## Exercise requirements
Go through the entries one line at a time, and gather every line that has the word "backup".

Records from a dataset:
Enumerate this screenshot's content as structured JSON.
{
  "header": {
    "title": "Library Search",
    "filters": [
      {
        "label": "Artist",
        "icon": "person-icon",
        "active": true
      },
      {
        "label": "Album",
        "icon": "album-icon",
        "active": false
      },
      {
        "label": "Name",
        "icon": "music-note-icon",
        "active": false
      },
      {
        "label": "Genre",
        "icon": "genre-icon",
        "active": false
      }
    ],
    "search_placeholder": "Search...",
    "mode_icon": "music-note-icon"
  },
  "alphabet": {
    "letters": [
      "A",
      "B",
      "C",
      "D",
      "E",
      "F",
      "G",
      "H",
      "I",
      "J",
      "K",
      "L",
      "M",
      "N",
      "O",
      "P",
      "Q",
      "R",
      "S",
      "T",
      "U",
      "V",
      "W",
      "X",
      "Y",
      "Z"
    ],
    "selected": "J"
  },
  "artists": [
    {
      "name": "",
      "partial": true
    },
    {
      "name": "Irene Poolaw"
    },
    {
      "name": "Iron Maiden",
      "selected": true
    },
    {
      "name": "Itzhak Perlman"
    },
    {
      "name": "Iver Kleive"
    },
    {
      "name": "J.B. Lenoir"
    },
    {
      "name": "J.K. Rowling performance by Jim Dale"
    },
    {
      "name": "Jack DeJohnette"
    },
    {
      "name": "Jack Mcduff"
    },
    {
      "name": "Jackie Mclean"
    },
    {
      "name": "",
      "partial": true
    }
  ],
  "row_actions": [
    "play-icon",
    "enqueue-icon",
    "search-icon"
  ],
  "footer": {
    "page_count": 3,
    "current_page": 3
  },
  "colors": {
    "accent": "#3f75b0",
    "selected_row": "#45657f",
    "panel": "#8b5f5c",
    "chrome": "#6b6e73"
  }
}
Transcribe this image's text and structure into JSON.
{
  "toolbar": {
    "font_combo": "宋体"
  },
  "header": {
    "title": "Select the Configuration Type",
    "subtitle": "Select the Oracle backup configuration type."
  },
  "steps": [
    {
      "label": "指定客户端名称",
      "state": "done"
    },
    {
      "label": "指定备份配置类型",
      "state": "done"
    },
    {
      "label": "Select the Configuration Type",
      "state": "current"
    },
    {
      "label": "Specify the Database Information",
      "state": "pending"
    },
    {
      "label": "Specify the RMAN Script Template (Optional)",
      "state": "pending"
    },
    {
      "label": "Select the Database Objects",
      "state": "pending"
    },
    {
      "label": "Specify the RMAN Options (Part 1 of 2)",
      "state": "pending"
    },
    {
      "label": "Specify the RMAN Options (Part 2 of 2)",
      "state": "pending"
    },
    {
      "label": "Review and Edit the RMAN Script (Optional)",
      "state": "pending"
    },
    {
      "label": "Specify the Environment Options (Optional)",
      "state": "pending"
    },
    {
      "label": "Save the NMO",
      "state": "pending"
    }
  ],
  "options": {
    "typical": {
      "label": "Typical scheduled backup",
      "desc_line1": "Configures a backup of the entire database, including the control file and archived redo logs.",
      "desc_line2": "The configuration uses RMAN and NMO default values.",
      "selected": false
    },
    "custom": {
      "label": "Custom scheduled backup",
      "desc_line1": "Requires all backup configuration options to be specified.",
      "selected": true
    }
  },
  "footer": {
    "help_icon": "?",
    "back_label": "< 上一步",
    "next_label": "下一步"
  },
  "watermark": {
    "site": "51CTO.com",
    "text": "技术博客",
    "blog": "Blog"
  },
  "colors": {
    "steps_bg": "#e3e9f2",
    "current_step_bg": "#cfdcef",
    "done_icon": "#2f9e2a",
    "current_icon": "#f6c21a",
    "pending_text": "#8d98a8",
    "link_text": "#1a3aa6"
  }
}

## Problem solution
    "subtitle": "Select the Oracle backup configuration type."
      "label": "Typical scheduled backup",
      "desc_line1": "Configures a backup of the entire database, including the control file and archived redo logs.",
      "label": "Custom scheduled backup",
      "desc_line1": "Requires all backup configuration options to be specified.",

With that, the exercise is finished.